YOUR OBJECTIVE: Filter on the word "this": copy each matching line from the listing below.

-- PROVIDED DATA follows --

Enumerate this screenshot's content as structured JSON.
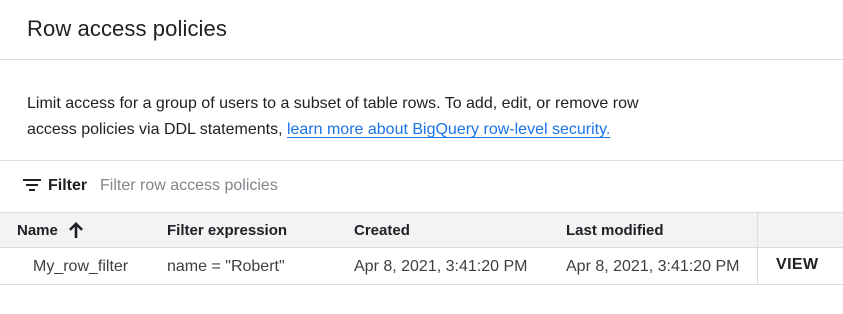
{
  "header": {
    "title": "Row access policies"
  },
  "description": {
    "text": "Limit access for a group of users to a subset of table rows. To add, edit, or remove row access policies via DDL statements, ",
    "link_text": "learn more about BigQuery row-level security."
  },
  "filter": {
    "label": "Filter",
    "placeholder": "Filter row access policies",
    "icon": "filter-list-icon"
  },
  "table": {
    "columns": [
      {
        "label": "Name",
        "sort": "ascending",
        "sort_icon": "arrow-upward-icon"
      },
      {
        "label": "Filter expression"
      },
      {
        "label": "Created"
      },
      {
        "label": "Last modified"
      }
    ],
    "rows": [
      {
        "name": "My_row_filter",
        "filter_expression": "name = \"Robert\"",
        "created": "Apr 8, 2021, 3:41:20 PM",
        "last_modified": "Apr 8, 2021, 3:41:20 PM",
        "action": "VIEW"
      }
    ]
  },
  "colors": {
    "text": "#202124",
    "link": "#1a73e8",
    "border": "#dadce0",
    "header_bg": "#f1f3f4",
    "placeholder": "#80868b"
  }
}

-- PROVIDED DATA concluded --
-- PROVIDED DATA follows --

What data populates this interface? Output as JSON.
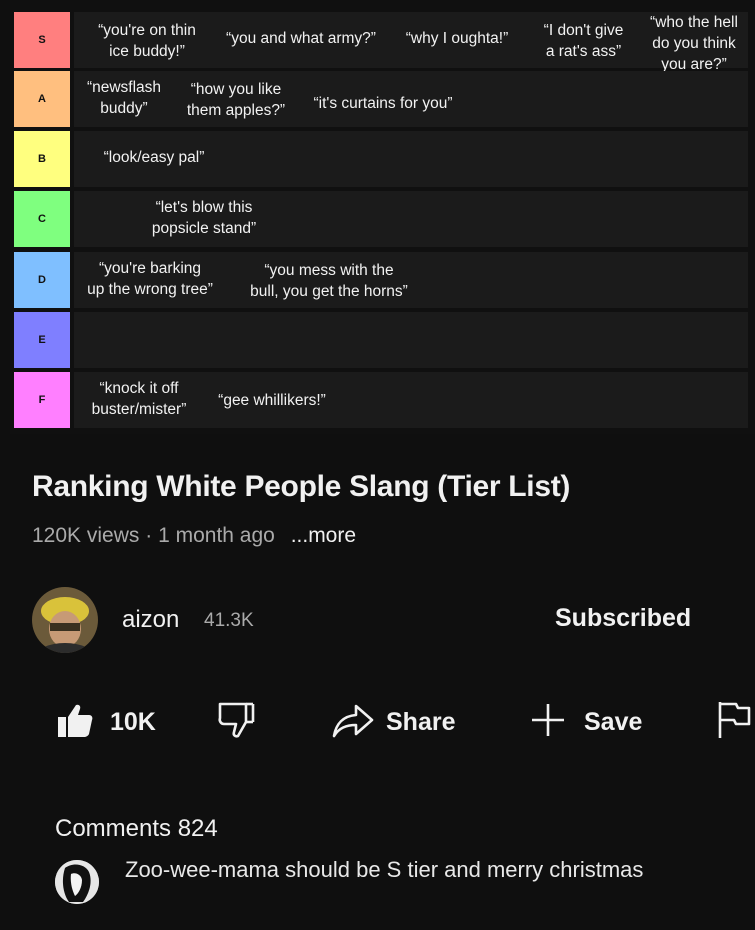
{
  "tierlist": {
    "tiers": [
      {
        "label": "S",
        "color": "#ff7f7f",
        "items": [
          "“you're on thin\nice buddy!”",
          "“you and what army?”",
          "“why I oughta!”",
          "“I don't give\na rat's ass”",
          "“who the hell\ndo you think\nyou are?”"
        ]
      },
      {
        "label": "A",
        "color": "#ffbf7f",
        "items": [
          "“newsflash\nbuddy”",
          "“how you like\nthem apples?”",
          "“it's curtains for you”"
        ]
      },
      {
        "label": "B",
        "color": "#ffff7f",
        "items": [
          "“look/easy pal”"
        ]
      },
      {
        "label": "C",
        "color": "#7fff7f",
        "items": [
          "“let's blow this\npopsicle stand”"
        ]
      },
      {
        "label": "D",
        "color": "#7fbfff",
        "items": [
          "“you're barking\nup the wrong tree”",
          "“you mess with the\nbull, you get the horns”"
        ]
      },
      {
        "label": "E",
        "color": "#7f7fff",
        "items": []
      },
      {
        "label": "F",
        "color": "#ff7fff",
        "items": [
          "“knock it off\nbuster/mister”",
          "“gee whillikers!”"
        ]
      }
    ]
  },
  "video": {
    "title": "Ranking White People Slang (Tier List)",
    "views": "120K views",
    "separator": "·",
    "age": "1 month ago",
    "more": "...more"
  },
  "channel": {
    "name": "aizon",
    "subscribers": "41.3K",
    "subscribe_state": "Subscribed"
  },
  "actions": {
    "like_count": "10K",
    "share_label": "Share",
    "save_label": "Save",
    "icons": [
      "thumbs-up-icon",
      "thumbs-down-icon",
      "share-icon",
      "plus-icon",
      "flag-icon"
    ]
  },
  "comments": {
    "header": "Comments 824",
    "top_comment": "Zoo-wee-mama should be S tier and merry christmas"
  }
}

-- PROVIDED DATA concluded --

TASK ANSWER:
Enumerate this screenshot's content as structured JSON.
What data populates this interface? Output as JSON.
          "“let's blow this\npopsicle stand”"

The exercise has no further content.